"We've done a really good job of passing the torch and hiding the slumps," Gomes said.
The combination of the two traits -- depth and patience -- means "there's always guys on base," Napoli said.
For him, that's almost been literally true this season. An average player with his 524 plate appearances will have batted with 313 runners on base, according to Baseball-Reference.com; Napoli has actually batted with 419 men on, and he's driven home 64 of them (that, plus the 21 times he scored himself via home runs, gives him a career-high 85 RBIs).

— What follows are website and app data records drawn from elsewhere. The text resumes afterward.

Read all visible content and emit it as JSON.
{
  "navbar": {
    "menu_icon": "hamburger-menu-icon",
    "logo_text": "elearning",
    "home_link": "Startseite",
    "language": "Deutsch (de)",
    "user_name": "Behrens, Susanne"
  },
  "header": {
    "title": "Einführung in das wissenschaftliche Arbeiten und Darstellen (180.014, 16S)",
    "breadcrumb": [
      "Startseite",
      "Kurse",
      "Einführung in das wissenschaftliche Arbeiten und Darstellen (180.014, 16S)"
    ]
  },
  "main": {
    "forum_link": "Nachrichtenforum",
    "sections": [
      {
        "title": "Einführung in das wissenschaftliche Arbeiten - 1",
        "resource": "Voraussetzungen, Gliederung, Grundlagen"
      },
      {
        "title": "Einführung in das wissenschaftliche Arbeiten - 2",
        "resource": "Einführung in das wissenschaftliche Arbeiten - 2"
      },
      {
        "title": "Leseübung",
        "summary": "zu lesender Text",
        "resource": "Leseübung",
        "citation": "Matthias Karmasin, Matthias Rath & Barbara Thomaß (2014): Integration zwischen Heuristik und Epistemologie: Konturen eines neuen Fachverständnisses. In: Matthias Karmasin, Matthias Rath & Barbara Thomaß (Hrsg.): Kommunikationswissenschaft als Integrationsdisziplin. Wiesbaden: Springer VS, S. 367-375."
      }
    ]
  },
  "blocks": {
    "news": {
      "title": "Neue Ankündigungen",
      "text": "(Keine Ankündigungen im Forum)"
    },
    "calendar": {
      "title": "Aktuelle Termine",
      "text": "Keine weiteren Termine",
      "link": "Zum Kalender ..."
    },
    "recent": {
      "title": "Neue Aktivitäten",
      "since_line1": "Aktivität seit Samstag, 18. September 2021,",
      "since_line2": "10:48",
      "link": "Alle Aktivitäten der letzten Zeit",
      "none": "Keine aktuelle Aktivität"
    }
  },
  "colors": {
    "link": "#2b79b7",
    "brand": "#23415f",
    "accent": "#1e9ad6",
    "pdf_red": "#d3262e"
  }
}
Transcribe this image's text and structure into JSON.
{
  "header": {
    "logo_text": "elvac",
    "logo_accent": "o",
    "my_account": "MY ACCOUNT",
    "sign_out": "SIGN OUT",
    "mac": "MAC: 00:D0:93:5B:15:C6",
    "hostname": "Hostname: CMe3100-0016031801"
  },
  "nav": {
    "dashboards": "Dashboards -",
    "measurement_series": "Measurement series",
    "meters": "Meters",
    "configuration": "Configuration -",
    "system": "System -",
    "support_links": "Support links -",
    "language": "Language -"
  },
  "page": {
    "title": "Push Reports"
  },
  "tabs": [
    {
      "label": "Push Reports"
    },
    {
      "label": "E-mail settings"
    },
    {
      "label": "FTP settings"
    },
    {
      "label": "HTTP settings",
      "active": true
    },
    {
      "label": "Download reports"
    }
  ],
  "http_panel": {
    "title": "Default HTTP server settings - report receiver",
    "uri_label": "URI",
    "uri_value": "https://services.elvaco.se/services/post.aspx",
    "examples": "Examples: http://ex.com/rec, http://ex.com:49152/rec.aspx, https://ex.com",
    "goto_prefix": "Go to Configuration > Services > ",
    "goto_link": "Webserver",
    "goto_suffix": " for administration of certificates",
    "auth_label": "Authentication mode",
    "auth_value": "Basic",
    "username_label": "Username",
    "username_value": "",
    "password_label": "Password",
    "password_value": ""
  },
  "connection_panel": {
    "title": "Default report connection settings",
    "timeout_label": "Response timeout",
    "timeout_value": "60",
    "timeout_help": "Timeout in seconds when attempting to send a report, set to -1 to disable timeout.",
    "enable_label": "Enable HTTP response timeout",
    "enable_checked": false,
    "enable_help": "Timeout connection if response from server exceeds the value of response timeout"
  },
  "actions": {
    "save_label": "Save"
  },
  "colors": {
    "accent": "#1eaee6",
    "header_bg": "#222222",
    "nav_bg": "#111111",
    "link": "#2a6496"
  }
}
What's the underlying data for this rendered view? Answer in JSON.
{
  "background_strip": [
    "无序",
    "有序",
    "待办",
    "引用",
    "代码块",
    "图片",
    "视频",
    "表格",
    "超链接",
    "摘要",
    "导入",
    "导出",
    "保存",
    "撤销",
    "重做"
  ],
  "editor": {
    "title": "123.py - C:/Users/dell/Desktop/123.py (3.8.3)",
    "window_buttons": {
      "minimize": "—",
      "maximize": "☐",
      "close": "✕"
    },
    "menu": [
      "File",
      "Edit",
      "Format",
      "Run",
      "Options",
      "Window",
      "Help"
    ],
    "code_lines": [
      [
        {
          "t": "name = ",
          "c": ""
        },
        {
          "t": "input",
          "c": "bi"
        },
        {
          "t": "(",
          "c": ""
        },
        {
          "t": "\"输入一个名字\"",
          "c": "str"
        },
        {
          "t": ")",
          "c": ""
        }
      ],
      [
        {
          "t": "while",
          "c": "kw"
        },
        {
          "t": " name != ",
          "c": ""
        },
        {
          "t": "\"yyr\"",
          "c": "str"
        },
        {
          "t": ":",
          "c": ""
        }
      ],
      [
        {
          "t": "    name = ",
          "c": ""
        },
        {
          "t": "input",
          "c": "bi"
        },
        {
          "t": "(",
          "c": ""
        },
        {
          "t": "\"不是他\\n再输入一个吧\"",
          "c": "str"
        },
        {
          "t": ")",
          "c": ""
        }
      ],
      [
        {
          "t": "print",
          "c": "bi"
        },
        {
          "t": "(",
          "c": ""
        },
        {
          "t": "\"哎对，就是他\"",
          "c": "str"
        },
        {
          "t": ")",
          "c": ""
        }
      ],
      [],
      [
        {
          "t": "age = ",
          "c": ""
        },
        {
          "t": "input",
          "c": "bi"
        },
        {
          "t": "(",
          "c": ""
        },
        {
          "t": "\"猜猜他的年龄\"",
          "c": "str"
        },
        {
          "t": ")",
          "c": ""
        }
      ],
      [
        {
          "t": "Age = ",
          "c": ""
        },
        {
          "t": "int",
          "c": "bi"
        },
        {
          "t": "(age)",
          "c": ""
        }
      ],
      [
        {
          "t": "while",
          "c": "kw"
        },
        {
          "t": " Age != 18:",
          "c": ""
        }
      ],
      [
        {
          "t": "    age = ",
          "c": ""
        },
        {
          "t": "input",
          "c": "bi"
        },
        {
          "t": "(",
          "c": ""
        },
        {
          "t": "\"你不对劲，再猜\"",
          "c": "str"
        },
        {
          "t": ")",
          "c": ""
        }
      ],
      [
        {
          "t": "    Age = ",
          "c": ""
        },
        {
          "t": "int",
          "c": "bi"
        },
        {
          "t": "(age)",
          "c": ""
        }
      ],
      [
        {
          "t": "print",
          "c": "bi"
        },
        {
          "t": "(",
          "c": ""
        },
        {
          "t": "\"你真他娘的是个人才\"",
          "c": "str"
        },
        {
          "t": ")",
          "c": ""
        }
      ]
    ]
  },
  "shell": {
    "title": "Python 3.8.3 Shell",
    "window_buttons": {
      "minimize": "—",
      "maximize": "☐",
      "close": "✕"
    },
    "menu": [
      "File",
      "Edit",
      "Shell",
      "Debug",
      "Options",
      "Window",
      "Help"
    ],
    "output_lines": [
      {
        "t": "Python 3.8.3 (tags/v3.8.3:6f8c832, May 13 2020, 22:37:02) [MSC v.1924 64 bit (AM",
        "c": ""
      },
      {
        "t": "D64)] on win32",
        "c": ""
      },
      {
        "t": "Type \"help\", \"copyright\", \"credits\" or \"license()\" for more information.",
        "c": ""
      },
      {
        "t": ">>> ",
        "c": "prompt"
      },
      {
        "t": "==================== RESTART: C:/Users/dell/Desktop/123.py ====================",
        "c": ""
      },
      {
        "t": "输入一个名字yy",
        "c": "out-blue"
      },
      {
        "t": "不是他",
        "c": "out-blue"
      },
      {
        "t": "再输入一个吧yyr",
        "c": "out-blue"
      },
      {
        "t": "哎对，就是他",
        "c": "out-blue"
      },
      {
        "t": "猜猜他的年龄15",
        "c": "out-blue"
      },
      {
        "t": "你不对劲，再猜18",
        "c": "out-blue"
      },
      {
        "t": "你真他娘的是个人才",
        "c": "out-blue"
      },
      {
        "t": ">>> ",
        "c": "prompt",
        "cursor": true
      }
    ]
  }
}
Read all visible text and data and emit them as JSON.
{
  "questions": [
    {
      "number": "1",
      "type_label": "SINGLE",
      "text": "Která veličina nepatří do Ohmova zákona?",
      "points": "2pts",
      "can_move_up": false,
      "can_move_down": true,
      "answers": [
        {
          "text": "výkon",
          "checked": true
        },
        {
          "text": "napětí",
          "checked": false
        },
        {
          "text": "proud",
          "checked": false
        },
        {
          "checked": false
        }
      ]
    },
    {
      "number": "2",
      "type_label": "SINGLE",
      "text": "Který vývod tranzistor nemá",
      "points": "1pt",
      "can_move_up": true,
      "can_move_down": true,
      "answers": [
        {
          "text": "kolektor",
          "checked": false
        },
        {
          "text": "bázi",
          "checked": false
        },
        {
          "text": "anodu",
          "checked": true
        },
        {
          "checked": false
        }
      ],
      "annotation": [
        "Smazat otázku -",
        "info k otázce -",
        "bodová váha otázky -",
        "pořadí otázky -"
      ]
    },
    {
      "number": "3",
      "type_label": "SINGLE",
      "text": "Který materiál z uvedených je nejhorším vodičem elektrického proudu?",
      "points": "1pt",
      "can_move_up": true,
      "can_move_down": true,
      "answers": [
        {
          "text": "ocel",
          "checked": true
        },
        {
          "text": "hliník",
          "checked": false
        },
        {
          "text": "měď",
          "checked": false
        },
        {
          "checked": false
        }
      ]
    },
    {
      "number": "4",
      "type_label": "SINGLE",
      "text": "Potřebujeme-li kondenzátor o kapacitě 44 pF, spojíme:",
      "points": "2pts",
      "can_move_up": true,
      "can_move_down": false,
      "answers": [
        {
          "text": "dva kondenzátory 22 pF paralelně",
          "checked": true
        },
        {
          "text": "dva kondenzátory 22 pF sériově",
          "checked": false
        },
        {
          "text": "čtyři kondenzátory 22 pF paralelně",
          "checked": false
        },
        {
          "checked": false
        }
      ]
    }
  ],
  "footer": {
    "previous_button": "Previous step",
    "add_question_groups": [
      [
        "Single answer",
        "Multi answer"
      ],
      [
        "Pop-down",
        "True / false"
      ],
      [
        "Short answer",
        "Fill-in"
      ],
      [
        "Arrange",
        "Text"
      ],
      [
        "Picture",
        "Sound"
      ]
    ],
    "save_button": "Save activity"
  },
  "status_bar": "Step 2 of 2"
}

On average, each team has had 65 innings in which it has scored at least three runs, but the Sox have had 90 such innings thanks to the sustenance of rallies through prevalent baserunners.
Boston has long been a franchise that appreciated the art of getting on base by any means. Before the 1999 season, then-GM Dan Duquette, who now holds the same position in Baltimore, championed Jose Offerman's on-base percentage as a replacement for departed free agent Mo Vaughn. More importantly, it's been more than a decade since this franchise adopted an on-base emphasis under former general manager Theo Epstein, who signed Ortiz, Jeremy Giambi, Kevin Millar, Todd Walker and Bill Mueller before his first season, in 2003.
Despite that focus, the 2012 Red Sox had the franchise's worst walk rate since 1931, averaging just one free pass every 14.41 plate appearances. After second-year GM Ben Cherington added Gomes, Napoli, Victorino and Drew in one offseason -- as well as installed Colbrunn and assistant hitting coach Victor Rodriguez -- they've improved that rate by 25 percent to one walk every 10.88 plate appearances.
"Clearly there were a number of things I didn't do well enough and we didn't well enough last year, and getting on base was one of them," Cherington said. "That was something that we focused on last offseason. A lot of that's personnel. There's an approach we can talk about. Our staff does a great job -- Greg Colbrunn, Victor do a great job reinforcing it every day -- but a lot of it is personnel."
Colbrunn said the message in spring training was "be who you are" rather than force something they are not. Fortunately for Boston, most of their hitters are patient anyway.
"That's just how guys are," Napoli said. "Grind out at bats and pass it onto the next guy."
It's a swiftly remade identity for a club that has swiftly remade its fortunes.